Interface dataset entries
════════
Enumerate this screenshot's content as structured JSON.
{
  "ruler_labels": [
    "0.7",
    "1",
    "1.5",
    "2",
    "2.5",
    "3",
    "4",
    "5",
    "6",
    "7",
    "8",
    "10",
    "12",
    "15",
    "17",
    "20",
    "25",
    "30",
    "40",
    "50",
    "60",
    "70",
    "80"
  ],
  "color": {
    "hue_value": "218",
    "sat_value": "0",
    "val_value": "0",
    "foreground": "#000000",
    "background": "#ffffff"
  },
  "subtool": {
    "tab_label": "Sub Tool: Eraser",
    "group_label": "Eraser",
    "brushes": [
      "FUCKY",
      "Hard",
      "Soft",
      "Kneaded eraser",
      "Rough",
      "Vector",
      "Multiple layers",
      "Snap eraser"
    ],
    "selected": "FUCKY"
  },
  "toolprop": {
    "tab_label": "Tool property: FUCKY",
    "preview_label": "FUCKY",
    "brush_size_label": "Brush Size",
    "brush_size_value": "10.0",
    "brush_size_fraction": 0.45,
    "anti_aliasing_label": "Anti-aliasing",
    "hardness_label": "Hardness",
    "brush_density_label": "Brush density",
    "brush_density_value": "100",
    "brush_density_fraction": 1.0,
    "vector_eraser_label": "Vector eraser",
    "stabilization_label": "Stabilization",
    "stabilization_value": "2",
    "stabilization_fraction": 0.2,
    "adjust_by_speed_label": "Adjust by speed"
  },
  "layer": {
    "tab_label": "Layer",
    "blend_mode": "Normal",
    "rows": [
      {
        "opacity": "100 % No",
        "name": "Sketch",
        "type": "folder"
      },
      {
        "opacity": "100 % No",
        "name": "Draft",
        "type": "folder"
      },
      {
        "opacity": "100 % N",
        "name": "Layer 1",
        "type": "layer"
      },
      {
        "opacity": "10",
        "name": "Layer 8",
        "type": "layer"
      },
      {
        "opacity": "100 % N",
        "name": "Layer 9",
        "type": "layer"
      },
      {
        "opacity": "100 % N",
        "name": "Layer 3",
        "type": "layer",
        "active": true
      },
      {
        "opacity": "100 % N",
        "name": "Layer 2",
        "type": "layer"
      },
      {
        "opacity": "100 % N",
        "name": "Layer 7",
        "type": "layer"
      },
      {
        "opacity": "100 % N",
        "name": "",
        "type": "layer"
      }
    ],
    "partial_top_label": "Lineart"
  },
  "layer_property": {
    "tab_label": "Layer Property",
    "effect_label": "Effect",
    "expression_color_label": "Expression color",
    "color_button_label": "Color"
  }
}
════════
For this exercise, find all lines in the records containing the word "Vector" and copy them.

      "Vector",
    "vector_eraser_label": "Vector eraser",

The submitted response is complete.